● YOUR GOAL:
What is needed here is every line of the records that includes "JSON".

● App and web page records:
- Opening Delimiter -

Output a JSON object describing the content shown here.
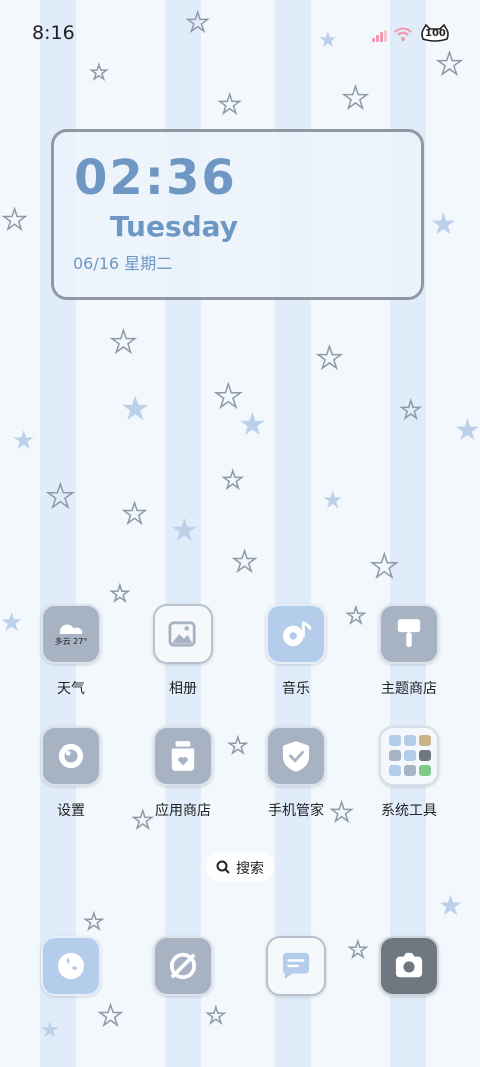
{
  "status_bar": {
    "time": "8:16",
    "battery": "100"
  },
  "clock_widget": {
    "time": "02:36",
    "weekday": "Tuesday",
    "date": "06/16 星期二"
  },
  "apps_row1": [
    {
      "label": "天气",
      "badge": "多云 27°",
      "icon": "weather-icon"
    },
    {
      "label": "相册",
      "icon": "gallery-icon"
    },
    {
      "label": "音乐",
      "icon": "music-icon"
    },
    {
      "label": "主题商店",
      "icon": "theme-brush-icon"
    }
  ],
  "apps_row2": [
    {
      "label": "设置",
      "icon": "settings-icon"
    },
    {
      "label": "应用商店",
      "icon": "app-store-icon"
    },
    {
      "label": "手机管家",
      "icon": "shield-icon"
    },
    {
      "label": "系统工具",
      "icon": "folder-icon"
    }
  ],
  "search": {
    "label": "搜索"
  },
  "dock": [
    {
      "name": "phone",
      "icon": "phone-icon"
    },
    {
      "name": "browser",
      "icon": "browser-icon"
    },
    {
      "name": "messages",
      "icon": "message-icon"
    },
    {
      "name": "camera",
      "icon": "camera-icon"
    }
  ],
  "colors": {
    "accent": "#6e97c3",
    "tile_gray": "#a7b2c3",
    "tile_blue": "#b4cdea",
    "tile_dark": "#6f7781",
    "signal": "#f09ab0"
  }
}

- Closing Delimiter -
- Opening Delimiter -

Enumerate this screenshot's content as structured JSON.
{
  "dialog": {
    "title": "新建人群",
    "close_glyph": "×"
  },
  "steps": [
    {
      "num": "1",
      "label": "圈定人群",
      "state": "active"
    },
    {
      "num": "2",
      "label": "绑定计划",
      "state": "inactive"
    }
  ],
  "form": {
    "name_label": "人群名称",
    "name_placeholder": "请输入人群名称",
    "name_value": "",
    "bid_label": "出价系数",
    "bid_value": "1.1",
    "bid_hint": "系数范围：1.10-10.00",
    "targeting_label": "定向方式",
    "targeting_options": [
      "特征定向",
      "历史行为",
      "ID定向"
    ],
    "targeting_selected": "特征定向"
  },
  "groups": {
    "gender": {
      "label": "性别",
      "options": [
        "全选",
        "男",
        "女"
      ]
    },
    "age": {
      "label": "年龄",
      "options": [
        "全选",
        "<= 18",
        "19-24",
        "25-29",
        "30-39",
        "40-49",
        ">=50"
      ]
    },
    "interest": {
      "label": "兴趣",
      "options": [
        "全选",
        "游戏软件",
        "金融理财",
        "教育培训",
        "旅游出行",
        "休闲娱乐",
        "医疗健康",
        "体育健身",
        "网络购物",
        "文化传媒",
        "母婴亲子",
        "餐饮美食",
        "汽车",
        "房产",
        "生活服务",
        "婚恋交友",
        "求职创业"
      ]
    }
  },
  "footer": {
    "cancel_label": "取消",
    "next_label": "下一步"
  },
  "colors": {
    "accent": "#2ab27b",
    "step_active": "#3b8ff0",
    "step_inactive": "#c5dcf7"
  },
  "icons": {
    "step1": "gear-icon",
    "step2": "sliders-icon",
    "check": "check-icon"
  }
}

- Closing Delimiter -

● ANSWER:
Output a JSON object describing the content shown here.
Enumerate this screenshot's content as structured JSON.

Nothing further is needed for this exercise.